    No. "Back of the house" staff, or those people who work in the kitchen and prep areas, are not entitled to any of your tips, since they are paid an hourly rate. You are the one who works for tips and agrees to a lower hourly pay rate. It was also your service and interaction with the dining guest that earned you that tip. 

    When tips get shared, it is called "tip pooling," and employers have to meet certain conditions in order for tip pools to remain valid under the Fair Labor Standards Act. One of those conditions is that the tip pool cannot involve employees who do not customarily recieve tips, like cooks, food expeditors, or dish washers.

    Our Texas fair restaurant wage lawyers have compiled a brief list of people who are not entitled to share in your tips:
    • Cooks
    • Food preparation workers
    • Bussers
    • Dishwashers
    • Managers
    • Employers
    You are under no obligation to contribute to any type of tip pool, even if you are directly asked to do so by management. If you have been doing so, then you may be entitled to a claim. Order your free copy of the Ten Biggest Mistakes That Can Hurt Your Wage and Overtime Claim by calling 888.449.2068 today.

  • I spend part of my time at work performing duties that I do not earn tips for. Should I still be making the same wages as when I do earn tips?

    As a tipped employee in a restaurant, hotel, or other place of business, you know that tips can be a little unpredictable. Sometimes, the tips are great, and other times you can go hours without making a single dollar in tips. However, what happens when you receive a tip-earning salary at work, which is usually below minimum wage, when you are not performing tip-earning duties?

    Many tipped employees are used to filling in as needed during slow times, and it’s not unusual to help in the back, work the register, or pitch in to help coworkers. While it is not a problem when it happens once in a while, it may start to feel unfair if it is a regular occurrence. After all, the employees who usually perform this task make far more per hour than you do when tips aren’t figured in. While it can be complicated to determine if you’re being paid correctly for the job duties you perform, it is possible to get answers and potentially recover back pay if there is a problem.

    Overtime laws are very complicated, and sometimes even employers make mistakes. It’s easy to ask a tipped employee to step into other roles when workflow dictates the need, but employers don’t always realize they are also taking advantage of vulnerable employees and breaking the law when this becomes a usual practice. While it’s understood that employees may fill in during busy periods, the law makes it clear that they must be paid appropriately if these additional job duties become a part of their regular terms of employment.

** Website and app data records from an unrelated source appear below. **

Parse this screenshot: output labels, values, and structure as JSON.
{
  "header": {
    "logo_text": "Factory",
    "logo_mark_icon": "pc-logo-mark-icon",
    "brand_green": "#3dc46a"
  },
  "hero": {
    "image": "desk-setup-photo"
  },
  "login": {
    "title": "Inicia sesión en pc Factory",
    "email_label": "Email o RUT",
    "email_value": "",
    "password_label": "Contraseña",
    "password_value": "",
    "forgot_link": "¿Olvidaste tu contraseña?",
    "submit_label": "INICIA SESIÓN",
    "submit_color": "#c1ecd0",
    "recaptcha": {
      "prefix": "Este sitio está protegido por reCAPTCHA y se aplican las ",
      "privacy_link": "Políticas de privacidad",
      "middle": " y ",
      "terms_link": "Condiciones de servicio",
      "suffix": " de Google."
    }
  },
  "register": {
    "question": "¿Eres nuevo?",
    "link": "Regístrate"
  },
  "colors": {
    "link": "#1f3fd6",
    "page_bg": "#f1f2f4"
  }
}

    If you are confused by wage and tip laws, reach out to our team today for fast, personalized assistance with your questions. And, for more information about protecting your rights while you get answers, request your free copy of our book, 10 Biggest Mistakes That Can Hurt Your Wage & Overtime Claim.